It seems that investors would rather acquire individual assets that meet their investment criteria, than acquire a REIT that is effectively a property conglomerate. It is not because there isn’t enough capital around either. The amount of private capital bidding for London assets alone has been enough to buy out the listed REIT sector, according to Great Portland.
Investment volumes were weak in 2016, falling 41% to £42bn, but that is only 20% below the value of the entire REIT sector. London investment halved to £19bn last year. Outside London the market was more resilient, with more deals completing. There was a clear slowdown in the second half of the year after the Brexit vote, with a fall of 27%. However, even the first half had seen weaker volumes in the run up to the referendum.
So, although investment has been weaker, it is not a question of the outlook frightening off investors entirely. The acquisitions of trophy assets like the Cheesegrater and the Walkie Talkie prove there is demand for sector assets, at yields of just 3-4% and at prices above book value too. By contrast the companies that built them trade at wide discounts, because of a more generalised Brexit fear.
Obviously, listed REITs are more sensitive to market sentiment and have therefore reacted to post Brexit concerns and risk aversion. The REITs themselves have been cautious in their outlook statements, especially for the London office market, so perhaps it is no surprise that investors have shied away from the larger groups. Perhaps the REITs will need to show some faith in the market themselves, by investing more of their cash reserves, to tempt investors buy their shares.
However, the valuations are so depressed now that dividend yields rival the smaller specialist companies and alternative property funds.
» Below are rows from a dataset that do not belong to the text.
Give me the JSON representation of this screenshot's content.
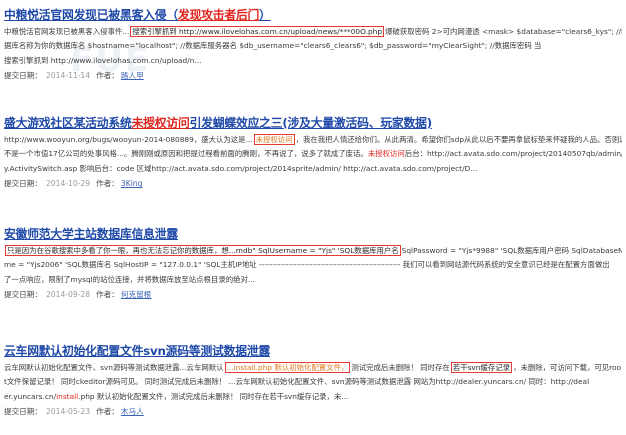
{
  "entries": [
    {
      "title": [
        {
          "t": "中粮悦活官网发现已被黑客入侵（",
          "c": ""
        },
        {
          "t": "发现攻击者后门",
          "c": "hl"
        },
        {
          "t": "）",
          "c": ""
        }
      ],
      "lines": [
        [
          {
            "t": "中粮悦活官网发现已被黑客入侵事件...",
            "c": ""
          },
          {
            "t": "搜索引擎抓到 http://www.ilovelohas.com.cn/upload/news/***00O.php",
            "c": "box"
          },
          {
            "t": "爆破获取密码 2>可内网漫透 <mask> $database=\"clears6_kys\"; //给改上面的数",
            "c": ""
          }
        ],
        [
          {
            "t": "据库名称为你的数据库名 $hostname=\"localhost\"; //数据库服务器名 $db_username=\"clears6_clears6\"; $db_password=\"myClearSight\"; //数据库密码 当",
            "c": ""
          }
        ],
        [
          {
            "t": "搜索引擎抓到 http://www.ilovelohas.com.cn/upload/n...",
            "c": ""
          }
        ]
      ],
      "meta_label": "提交日期：",
      "date": "2014-11-14",
      "author_label": "作者：",
      "author": "路人甲"
    },
    {
      "title": [
        {
          "t": "盛大游戏社区某活动系统",
          "c": ""
        },
        {
          "t": "未授权访问",
          "c": "hl"
        },
        {
          "t": "引发蝴蝶效应之三(涉及大量激活码、玩家数据)",
          "c": ""
        }
      ],
      "lines": [
        [
          {
            "t": "http://www.wooyun.org/bugs/wooyun-2014-080889，盛大认为这是...",
            "c": ""
          },
          {
            "t": "未授权访问",
            "c": "box orange"
          },
          {
            "t": "，我在我把人情还给你们。从此两清。希望你们sdp从此以后不要再拿鼠标垫来怀疑我的人品。否则这",
            "c": ""
          }
        ],
        [
          {
            "t": "不是一个市值17亿公司的处事风格...。腾刚刚或原因和把提过程看前面的腾刚，不再说了，说多了就成了废话。",
            "c": ""
          },
          {
            "t": "未授权访问",
            "c": "red"
          },
          {
            "t": "后台：http://act.avata.sdo.com/project/20140507qb/admin/Unit",
            "c": ""
          }
        ],
        [
          {
            "t": "y.ActivitySwitch.asp 影响后台：code 区域http://act.avata.sdo.com/project/2014sprite/admin/ http://act.avata.sdo.com/project/D...",
            "c": ""
          }
        ]
      ],
      "meta_label": "提交日期：",
      "date": "2014-10-29",
      "author_label": "作者：",
      "author": "3King"
    },
    {
      "title": [
        {
          "t": "安徽师范大学主站数据库信息泄露",
          "c": ""
        }
      ],
      "lines": [
        [
          {
            "t": "只是因为在谷歌搜索中多看了你一眼，再也无法忘记你的数据库，想...mdb\" SqlUsername = \"Yjs\" 'SQL数据库用户名",
            "c": "box"
          },
          {
            "t": "SqlPassword = \"Yjs*9988\" 'SQL数据库用户密码 SqlDatabaseNa",
            "c": ""
          }
        ],
        [
          {
            "t": "me = \"Yjs2006\" 'SQL数据库名 SqlHostIP = \"127.0.0.1\" 'SQL主机IP地址 ----------------------------------------------------- 我们可以看到网站源代码系统的安全意识已经是在配置方面做出",
            "c": ""
          }
        ],
        [
          {
            "t": "了一点响应，限制了mysql的站位连接，并将数据库放至站点根目录的绝对...",
            "c": ""
          }
        ]
      ],
      "meta_label": "提交日期：",
      "date": "2014-09-28",
      "author_label": "作者：",
      "author": "何克留根"
    },
    {
      "title": [
        {
          "t": "云车网默认初始化配置文件svn源码等测试数据泄露",
          "c": ""
        }
      ],
      "lines": [
        [
          {
            "t": "云车网默认初始化配置文件、svn源码等测试数据泄露...云车网默认",
            "c": ""
          },
          {
            "t": "...install.php 默认初始化配置文件，",
            "c": "box orange"
          },
          {
            "t": "测试完成后未删除！ 同时存在",
            "c": ""
          },
          {
            "t": "若干svn缓存记录",
            "c": "box"
          },
          {
            "t": "，未删除，可访问下载，可见roo",
            "c": ""
          }
        ],
        [
          {
            "t": "t文件保留记录！ 同时ckeditor源码可见。 同时测试完成后未删除！ ...云车网默认初始化配置文件、svn源码等测试数据泄露 网站为http://dealer.yuncars.cn/ 同时：http://deal",
            "c": ""
          }
        ],
        [
          {
            "t": "er.yuncars.cn/",
            "c": ""
          },
          {
            "t": "install",
            "c": "red"
          },
          {
            "t": ".php 默认初始化配置文件，测试完成后未删除！ 同时存在若干svn缓存记录，未...",
            "c": ""
          }
        ]
      ],
      "meta_label": "提交日期：",
      "date": "2014-05-23",
      "author_label": "作者：",
      "author": "木马人"
    }
  ]
}
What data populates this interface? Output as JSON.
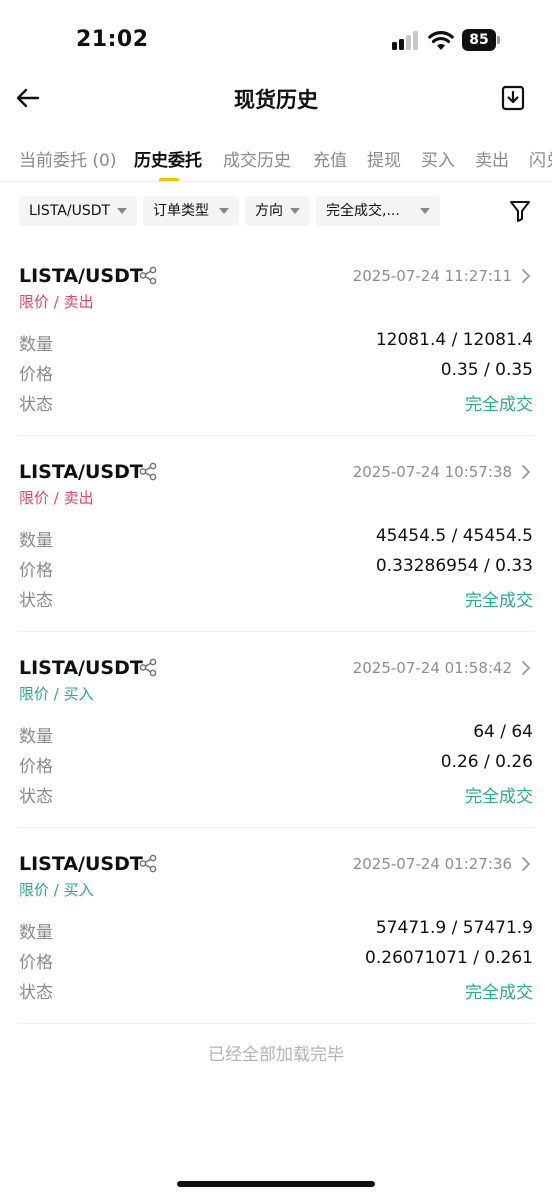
{
  "status_bar": {
    "time": "21:02",
    "battery": "85"
  },
  "header": {
    "title": "现货历史"
  },
  "tabs": [
    {
      "label": "当前委托 (0)",
      "active": false
    },
    {
      "label": "历史委托",
      "active": true
    },
    {
      "label": "成交历史",
      "active": false
    },
    {
      "label": "充值",
      "active": false
    },
    {
      "label": "提现",
      "active": false
    },
    {
      "label": "买入",
      "active": false
    },
    {
      "label": "卖出",
      "active": false
    },
    {
      "label": "闪兑",
      "active": false
    }
  ],
  "filters": [
    {
      "label": "LISTA/USDT"
    },
    {
      "label": "订单类型"
    },
    {
      "label": "方向"
    },
    {
      "label": "完全成交,..."
    }
  ],
  "row_labels": {
    "quantity": "数量",
    "price": "价格",
    "status": "状态"
  },
  "orders": [
    {
      "pair": "LISTA/USDT",
      "time": "2025-07-24 11:27:11",
      "type": "限价 / 卖出",
      "side": "sell",
      "quantity": "12081.4 / 12081.4",
      "price": "0.35 / 0.35",
      "status": "完全成交"
    },
    {
      "pair": "LISTA/USDT",
      "time": "2025-07-24 10:57:38",
      "type": "限价 / 卖出",
      "side": "sell",
      "quantity": "45454.5 / 45454.5",
      "price": "0.33286954 / 0.33",
      "status": "完全成交"
    },
    {
      "pair": "LISTA/USDT",
      "time": "2025-07-24 01:58:42",
      "type": "限价 / 买入",
      "side": "buy",
      "quantity": "64 / 64",
      "price": "0.26 / 0.26",
      "status": "完全成交"
    },
    {
      "pair": "LISTA/USDT",
      "time": "2025-07-24 01:27:36",
      "type": "限价 / 买入",
      "side": "buy",
      "quantity": "57471.9 / 57471.9",
      "price": "0.26071071 / 0.261",
      "status": "完全成交"
    }
  ],
  "footer": {
    "end_note": "已经全部加载完毕"
  },
  "colors": {
    "accent": "#f0c500",
    "sell": "#e04a5f",
    "buy": "#2aab8a",
    "muted": "#8a8a8a"
  },
  "icons": {
    "back": "arrow-left-icon",
    "download": "download-icon",
    "filter": "funnel-icon",
    "share": "share-icon",
    "chevron": "chevron-right-icon"
  }
}
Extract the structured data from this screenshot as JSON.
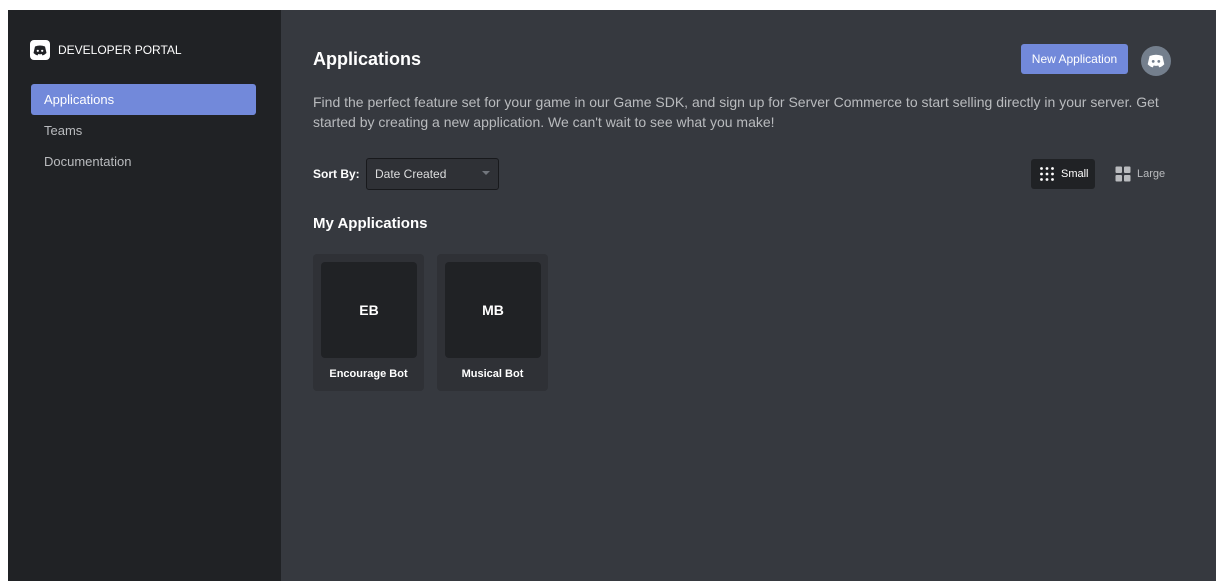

The discounts to NAV range from 1% for Segro to over 30% for British Land and INTU. That implies potential cuts in property valuations of 20-25% for those two groups.
Of the major REITs only Shaftesbury trades at a premium to NAV and that is partly because it is seen as a takeover target. As a result, both INTU and British Land now yield about 5%. Even the likes of Workspace and Segro offer yields of c.3% now, at valuations close to NAV.
This would be more understandable if the companies had learnt nothing from the last downturn. But this is clearly not the case. The major REITs have significantly reduced their gearing in this cycle, after the rescue rights issue experiences of 2008-9. The average LTV for the main REITs is now c.20%, with some as low as 11%. Even British Land, which is the highest, is below 27% after the sale of the Cheesegrater. The marginal cost of debt can also be as low as 2%, so it shouldn’t be hard to find value enhancing investments at that level.
Indeed, you could argue that some are so well positioned for the downturn they could have too much cash available to deploy if it doesn’t turn out as badly as expected. The current capital commitments of the leading REITs are little more than £1bn, despite a large potential pipeline. The available cash and resources of the six largest REITs are over £4.5bn, suggesting surplus cash of approximately £3.5bn.
In fact, some have been trying to reduce their cash piles recently. Dividend payouts have been increased by a number of REITs, on the back of the strong cash generation of the past two years, when rents and letting demand were strong. We have seen increases as high as 35-40% from Workspace and Kennedy Wilson Europe. On top of the annual dividend increases there have been special dividends this year too. Great Portland paid out £110m after the sale of Rathbone Place and Derwent London paid 52p on top of increasing its annual payout by 21% to 63p. Then this week British Land announced a £330m share buyback.